During the first month of the SARS-CoV-2 outbreak, rapid development of PCR-based diagnostic tests became a global priority so that timely diagnosis, isolation, and contact tracing could minimize the advancing pandemic surge. Designing these tests for broad, long-term detection was complicated by limited information about the novel virus' genome sequence and how it might mutate during global spread and adaptation to humans.
We assessed eight widely adopted lab developed PCR tests for SARS-CoV-2 against 15,001 SARS-CoV-2 genome sequences.
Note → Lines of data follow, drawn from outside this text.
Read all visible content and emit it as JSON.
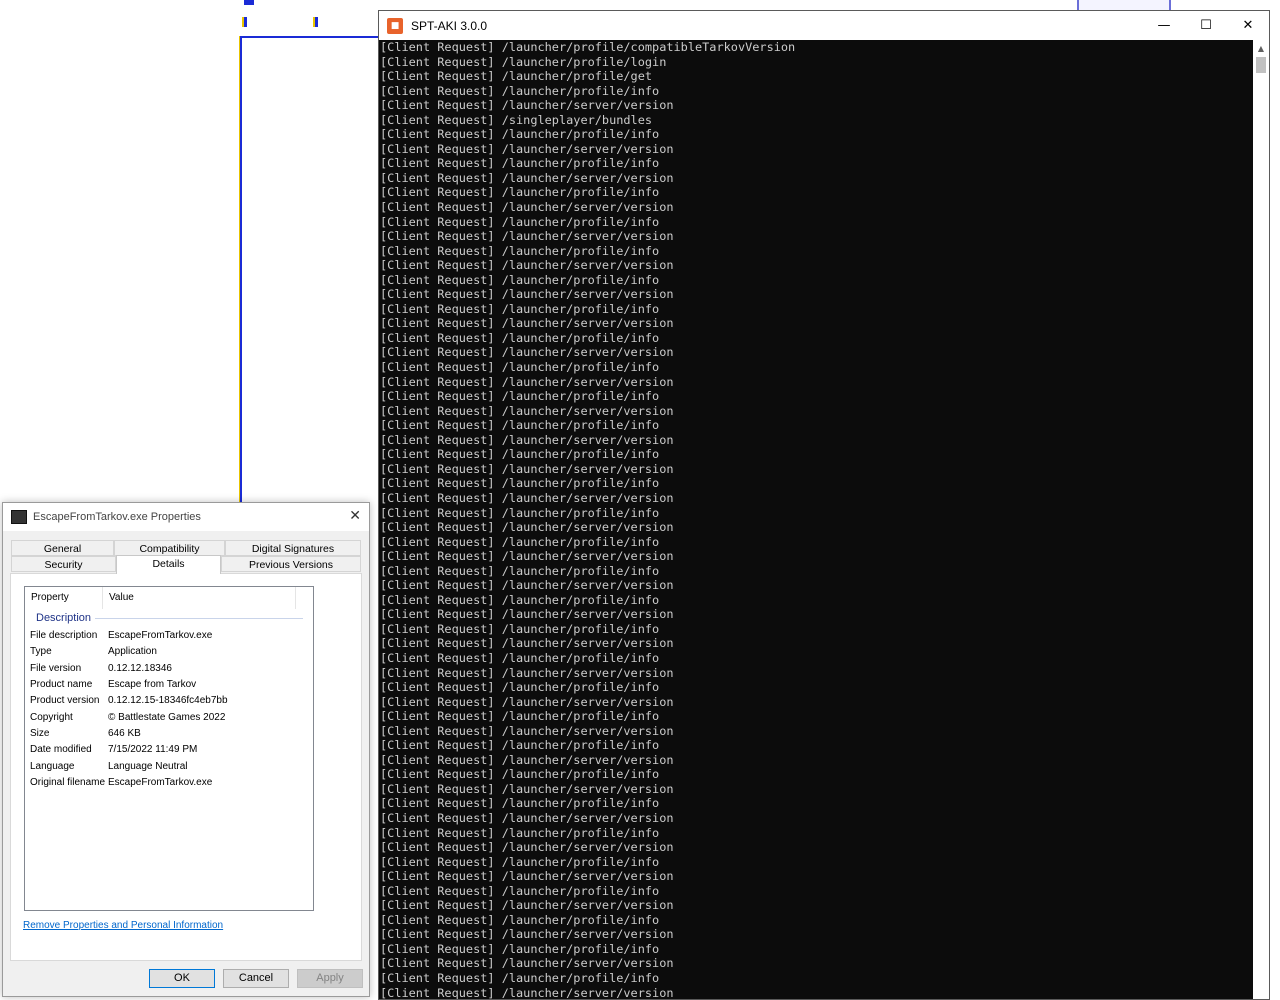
{
  "colors": {
    "console_bg": "#0c0c0c",
    "console_text": "#cccccc",
    "link": "#0066cc",
    "group": "#1e3287"
  },
  "console": {
    "title": "SPT-AKI 3.0.0",
    "icon": "spt-aki-icon",
    "controls": {
      "minimize": "—",
      "maximize": "☐",
      "close": "✕"
    },
    "lines": [
      "[Client Request] /launcher/profile/compatibleTarkovVersion",
      "[Client Request] /launcher/profile/login",
      "[Client Request] /launcher/profile/get",
      "[Client Request] /launcher/profile/info",
      "[Client Request] /launcher/server/version",
      "[Client Request] /singleplayer/bundles",
      "[Client Request] /launcher/profile/info",
      "[Client Request] /launcher/server/version",
      "[Client Request] /launcher/profile/info",
      "[Client Request] /launcher/server/version",
      "[Client Request] /launcher/profile/info",
      "[Client Request] /launcher/server/version",
      "[Client Request] /launcher/profile/info",
      "[Client Request] /launcher/server/version",
      "[Client Request] /launcher/profile/info",
      "[Client Request] /launcher/server/version",
      "[Client Request] /launcher/profile/info",
      "[Client Request] /launcher/server/version",
      "[Client Request] /launcher/profile/info",
      "[Client Request] /launcher/server/version",
      "[Client Request] /launcher/profile/info",
      "[Client Request] /launcher/server/version",
      "[Client Request] /launcher/profile/info",
      "[Client Request] /launcher/server/version",
      "[Client Request] /launcher/profile/info",
      "[Client Request] /launcher/server/version",
      "[Client Request] /launcher/profile/info",
      "[Client Request] /launcher/server/version",
      "[Client Request] /launcher/profile/info",
      "[Client Request] /launcher/server/version",
      "[Client Request] /launcher/profile/info",
      "[Client Request] /launcher/server/version",
      "[Client Request] /launcher/profile/info",
      "[Client Request] /launcher/server/version",
      "[Client Request] /launcher/profile/info",
      "[Client Request] /launcher/server/version",
      "[Client Request] /launcher/profile/info",
      "[Client Request] /launcher/server/version",
      "[Client Request] /launcher/profile/info",
      "[Client Request] /launcher/server/version",
      "[Client Request] /launcher/profile/info",
      "[Client Request] /launcher/server/version",
      "[Client Request] /launcher/profile/info",
      "[Client Request] /launcher/server/version",
      "[Client Request] /launcher/profile/info",
      "[Client Request] /launcher/server/version",
      "[Client Request] /launcher/profile/info",
      "[Client Request] /launcher/server/version",
      "[Client Request] /launcher/profile/info",
      "[Client Request] /launcher/server/version",
      "[Client Request] /launcher/profile/info",
      "[Client Request] /launcher/server/version",
      "[Client Request] /launcher/profile/info",
      "[Client Request] /launcher/server/version",
      "[Client Request] /launcher/profile/info",
      "[Client Request] /launcher/server/version",
      "[Client Request] /launcher/profile/info",
      "[Client Request] /launcher/server/version",
      "[Client Request] /launcher/profile/info",
      "[Client Request] /launcher/server/version",
      "[Client Request] /launcher/profile/info",
      "[Client Request] /launcher/server/version",
      "[Client Request] /launcher/profile/info",
      "[Client Request] /launcher/server/version",
      "[Client Request] /launcher/profile/info",
      "[Client Request] /launcher/server/version",
      "[Client Request] /launcher/profile/info",
      "[Client Request] /launcher/server/version"
    ]
  },
  "properties": {
    "title": "EscapeFromTarkov.exe Properties",
    "close": "✕",
    "tabs_row1": [
      "General",
      "Compatibility",
      "Digital Signatures"
    ],
    "tabs_row2": [
      "Security",
      "Details",
      "Previous Versions"
    ],
    "active_tab": "Details",
    "columns": [
      "Property",
      "Value"
    ],
    "group": "Description",
    "rows": [
      {
        "name": "File description",
        "value": "EscapeFromTarkov.exe"
      },
      {
        "name": "Type",
        "value": "Application"
      },
      {
        "name": "File version",
        "value": "0.12.12.18346"
      },
      {
        "name": "Product name",
        "value": "Escape from Tarkov"
      },
      {
        "name": "Product version",
        "value": "0.12.12.15-18346fc4eb7bb"
      },
      {
        "name": "Copyright",
        "value": "© Battlestate Games 2022"
      },
      {
        "name": "Size",
        "value": "646 KB"
      },
      {
        "name": "Date modified",
        "value": "7/15/2022 11:49 PM"
      },
      {
        "name": "Language",
        "value": "Language Neutral"
      },
      {
        "name": "Original filename",
        "value": "EscapeFromTarkov.exe"
      }
    ],
    "remove_link": "Remove Properties and Personal Information",
    "buttons": {
      "ok": "OK",
      "cancel": "Cancel",
      "apply": "Apply"
    }
  }
}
Using a custom bioinformatic pipeline called PCR_strainer, we identified all mismatches and sequence variants in genome locations targeted by 15 sets of primer/probe oligonucleotides from these assays.
For 12 out of 15 primer/probe sets, over 98 % of SARS-CoV-2 genomes had no mismatches. Two primer/probe sets contained a single mismatch in the reverse primer that was present in over 99 % of genomes. One primer/probe set targeted a location with extensive polymorphisms with 23 sequence observed variants at the forward primer location. One of these variants, which contains three nucleotide mismatches, arose in February as part of the emergence of a viral clade and was present in 18.8 % of the genomes we analyzed.
Most early PCR diagnostic tests for SARS-CoV-2 remain inclusive of circulating viral diversity, but three assays with extensive mismatches highlight assay design challenges for novel pathogens and provide valuable lessons for PCR assay design during future outbreaks. Our bioinformatics pipeline is also presented as a useful general-purpose tool for assessing PCR diagnostics assays against circulating strains.